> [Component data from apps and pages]

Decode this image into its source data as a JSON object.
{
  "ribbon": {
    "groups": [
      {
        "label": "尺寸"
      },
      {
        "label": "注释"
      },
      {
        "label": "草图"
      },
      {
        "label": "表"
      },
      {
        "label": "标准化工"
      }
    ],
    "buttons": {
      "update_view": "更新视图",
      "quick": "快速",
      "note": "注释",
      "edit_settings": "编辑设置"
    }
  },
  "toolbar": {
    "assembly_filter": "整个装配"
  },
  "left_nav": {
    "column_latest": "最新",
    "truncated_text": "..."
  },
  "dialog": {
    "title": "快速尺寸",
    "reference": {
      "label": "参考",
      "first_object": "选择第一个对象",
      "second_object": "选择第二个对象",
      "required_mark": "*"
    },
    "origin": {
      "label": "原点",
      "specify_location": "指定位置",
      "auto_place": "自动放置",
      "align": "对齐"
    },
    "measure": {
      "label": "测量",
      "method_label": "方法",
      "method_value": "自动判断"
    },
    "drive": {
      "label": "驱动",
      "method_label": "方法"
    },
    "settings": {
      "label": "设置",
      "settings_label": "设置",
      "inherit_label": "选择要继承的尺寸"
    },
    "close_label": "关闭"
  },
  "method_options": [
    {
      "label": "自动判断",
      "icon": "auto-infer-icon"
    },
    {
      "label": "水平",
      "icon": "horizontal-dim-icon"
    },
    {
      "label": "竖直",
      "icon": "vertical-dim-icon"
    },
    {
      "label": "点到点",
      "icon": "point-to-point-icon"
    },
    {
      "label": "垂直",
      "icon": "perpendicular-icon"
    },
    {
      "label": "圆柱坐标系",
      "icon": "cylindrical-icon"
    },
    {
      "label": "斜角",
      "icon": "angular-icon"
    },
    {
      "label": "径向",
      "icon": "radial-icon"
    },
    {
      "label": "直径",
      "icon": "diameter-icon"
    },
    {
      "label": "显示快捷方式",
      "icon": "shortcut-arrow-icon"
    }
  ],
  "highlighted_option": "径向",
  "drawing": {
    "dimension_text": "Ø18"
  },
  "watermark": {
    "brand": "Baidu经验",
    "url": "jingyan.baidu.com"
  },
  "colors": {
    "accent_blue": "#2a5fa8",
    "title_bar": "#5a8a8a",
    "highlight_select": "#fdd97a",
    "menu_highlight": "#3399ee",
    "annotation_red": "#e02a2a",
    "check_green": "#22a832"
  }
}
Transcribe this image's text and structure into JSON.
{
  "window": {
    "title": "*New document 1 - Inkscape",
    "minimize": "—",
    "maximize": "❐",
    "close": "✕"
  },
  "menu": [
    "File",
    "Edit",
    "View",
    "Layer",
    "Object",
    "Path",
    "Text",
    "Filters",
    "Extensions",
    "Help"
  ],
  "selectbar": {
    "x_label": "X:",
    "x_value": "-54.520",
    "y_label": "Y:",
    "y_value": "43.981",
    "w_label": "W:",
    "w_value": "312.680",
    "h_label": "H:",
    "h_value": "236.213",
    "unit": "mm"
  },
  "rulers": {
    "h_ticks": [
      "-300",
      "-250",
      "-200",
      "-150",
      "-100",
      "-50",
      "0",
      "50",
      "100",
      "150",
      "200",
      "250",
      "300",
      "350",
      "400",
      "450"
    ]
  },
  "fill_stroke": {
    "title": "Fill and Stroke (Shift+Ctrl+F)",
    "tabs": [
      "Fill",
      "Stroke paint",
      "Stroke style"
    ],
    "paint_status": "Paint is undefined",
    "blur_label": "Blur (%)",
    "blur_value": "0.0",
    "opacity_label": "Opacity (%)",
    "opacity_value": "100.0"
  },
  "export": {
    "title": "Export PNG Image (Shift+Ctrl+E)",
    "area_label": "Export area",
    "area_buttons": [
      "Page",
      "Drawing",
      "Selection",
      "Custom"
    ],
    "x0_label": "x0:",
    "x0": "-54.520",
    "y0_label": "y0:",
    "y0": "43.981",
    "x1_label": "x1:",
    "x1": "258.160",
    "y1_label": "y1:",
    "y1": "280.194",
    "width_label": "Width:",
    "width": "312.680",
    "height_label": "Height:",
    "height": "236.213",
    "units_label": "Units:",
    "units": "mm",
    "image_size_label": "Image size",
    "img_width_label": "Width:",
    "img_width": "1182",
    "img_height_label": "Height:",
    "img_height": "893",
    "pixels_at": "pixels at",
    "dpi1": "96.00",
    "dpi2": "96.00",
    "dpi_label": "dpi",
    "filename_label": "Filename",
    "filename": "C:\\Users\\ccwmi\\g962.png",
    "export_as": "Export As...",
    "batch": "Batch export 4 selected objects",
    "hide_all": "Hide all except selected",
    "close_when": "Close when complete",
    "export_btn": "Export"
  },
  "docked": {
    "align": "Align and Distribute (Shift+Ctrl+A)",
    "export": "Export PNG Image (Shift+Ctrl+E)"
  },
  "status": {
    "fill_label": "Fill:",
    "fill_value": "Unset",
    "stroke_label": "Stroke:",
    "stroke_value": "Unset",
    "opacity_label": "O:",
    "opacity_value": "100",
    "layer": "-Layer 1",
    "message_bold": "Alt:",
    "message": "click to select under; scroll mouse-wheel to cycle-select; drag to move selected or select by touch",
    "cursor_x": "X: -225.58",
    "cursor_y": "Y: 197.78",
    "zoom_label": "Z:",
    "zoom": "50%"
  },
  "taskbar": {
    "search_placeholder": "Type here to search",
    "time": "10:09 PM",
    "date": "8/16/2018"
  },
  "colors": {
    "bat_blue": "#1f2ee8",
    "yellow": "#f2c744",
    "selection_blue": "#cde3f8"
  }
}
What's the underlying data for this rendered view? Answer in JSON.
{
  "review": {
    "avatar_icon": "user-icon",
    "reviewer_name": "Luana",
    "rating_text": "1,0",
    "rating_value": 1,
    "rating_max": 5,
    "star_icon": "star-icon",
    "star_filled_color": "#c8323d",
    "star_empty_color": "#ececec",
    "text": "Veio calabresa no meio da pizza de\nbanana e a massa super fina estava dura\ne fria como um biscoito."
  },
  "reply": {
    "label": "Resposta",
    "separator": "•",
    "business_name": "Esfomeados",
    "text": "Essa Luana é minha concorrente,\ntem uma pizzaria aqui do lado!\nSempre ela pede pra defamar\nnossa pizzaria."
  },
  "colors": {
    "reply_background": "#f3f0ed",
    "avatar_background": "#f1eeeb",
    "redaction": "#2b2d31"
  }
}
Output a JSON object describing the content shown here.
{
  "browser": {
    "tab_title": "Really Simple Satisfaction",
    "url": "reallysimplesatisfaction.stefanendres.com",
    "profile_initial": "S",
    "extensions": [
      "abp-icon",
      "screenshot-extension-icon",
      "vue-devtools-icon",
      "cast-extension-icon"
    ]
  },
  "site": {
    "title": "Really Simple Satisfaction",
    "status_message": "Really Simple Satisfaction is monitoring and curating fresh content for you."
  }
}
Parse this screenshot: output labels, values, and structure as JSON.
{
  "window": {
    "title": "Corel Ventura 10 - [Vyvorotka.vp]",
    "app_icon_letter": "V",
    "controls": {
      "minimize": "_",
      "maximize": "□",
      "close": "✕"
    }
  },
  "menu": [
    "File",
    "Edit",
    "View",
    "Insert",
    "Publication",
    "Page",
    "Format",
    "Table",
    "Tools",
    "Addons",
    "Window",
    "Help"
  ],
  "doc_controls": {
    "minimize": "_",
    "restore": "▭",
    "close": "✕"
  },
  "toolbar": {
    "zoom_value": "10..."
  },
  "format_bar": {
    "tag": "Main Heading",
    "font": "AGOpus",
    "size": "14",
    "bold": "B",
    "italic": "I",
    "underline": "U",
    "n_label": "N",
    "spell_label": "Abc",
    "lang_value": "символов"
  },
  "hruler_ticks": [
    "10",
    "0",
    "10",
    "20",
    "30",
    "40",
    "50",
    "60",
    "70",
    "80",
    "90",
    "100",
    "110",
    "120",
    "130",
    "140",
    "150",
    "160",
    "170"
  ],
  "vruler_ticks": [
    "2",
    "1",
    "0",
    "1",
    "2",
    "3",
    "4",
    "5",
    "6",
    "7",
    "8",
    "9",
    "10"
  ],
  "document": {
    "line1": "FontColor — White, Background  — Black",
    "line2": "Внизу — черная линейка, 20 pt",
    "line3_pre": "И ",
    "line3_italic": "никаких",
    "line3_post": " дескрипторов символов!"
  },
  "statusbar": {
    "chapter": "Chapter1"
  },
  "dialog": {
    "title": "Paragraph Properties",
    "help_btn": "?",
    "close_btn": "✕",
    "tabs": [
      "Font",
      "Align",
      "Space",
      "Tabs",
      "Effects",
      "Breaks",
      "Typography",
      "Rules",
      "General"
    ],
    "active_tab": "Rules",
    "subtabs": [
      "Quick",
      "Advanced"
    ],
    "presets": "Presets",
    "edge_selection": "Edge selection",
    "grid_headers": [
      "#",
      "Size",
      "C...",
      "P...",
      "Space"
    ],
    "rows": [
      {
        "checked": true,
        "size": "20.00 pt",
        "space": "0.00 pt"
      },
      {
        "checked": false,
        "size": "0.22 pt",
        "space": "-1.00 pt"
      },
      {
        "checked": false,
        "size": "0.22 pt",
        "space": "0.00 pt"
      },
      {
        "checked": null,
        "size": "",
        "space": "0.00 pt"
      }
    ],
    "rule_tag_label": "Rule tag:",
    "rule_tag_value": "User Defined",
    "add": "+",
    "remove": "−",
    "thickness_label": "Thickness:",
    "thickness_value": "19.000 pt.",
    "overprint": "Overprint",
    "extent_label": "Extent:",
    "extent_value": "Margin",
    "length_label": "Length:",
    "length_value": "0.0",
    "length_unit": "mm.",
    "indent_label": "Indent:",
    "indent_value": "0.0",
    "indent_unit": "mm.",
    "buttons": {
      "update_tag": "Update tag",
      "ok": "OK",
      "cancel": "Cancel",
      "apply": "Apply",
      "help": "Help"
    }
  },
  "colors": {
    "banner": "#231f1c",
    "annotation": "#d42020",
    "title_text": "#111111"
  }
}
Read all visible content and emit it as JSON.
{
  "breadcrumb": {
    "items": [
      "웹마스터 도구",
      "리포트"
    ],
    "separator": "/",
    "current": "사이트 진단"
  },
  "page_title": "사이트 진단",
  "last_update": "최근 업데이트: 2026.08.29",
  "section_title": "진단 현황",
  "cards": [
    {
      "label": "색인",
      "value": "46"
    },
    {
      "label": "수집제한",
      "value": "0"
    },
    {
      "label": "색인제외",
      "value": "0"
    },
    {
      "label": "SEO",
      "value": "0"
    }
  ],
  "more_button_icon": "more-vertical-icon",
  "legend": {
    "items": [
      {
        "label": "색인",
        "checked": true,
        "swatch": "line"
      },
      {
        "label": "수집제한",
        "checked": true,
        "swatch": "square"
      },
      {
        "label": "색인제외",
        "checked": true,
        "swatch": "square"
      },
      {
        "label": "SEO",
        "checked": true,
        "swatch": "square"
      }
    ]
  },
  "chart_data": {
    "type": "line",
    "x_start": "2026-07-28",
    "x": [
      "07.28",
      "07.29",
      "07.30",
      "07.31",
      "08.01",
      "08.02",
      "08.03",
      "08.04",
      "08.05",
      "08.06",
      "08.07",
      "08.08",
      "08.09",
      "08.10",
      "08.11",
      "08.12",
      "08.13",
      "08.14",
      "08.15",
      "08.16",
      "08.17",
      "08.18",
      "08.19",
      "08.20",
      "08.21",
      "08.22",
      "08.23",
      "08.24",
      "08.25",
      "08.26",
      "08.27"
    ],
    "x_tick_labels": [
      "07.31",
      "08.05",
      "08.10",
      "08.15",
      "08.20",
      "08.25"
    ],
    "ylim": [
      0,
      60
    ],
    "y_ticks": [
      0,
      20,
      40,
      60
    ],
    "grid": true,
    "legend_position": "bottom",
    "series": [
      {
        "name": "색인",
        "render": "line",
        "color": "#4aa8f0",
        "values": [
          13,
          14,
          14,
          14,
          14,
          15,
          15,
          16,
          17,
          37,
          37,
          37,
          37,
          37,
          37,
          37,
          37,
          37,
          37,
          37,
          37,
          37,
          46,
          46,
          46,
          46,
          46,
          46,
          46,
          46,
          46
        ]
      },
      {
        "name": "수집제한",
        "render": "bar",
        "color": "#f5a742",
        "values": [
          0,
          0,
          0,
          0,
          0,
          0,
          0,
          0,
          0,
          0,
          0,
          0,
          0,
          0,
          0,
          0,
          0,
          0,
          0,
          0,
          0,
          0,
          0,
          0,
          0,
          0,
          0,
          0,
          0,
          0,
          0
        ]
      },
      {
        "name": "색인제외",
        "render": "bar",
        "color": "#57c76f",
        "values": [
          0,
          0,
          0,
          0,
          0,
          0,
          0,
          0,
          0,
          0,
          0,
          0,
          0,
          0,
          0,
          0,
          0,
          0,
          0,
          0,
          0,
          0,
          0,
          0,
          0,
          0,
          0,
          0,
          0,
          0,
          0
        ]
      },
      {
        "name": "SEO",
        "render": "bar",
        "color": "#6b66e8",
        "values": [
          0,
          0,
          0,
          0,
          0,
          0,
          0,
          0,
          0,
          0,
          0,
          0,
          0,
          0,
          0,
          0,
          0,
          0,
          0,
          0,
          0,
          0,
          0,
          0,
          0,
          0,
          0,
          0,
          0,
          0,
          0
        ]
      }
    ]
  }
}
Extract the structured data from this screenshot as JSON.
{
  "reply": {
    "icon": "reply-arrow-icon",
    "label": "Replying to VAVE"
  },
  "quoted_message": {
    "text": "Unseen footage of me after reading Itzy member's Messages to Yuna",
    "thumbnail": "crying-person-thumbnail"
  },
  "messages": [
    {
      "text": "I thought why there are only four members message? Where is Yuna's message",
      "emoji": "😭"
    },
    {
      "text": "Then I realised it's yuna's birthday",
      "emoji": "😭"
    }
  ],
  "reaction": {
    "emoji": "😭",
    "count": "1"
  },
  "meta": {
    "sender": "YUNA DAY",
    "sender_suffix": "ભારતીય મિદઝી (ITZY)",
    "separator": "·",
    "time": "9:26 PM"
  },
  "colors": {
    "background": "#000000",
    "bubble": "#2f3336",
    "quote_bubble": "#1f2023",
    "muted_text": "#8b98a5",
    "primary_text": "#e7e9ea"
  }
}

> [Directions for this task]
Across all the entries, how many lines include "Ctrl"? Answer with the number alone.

> [Solution for this problem]
4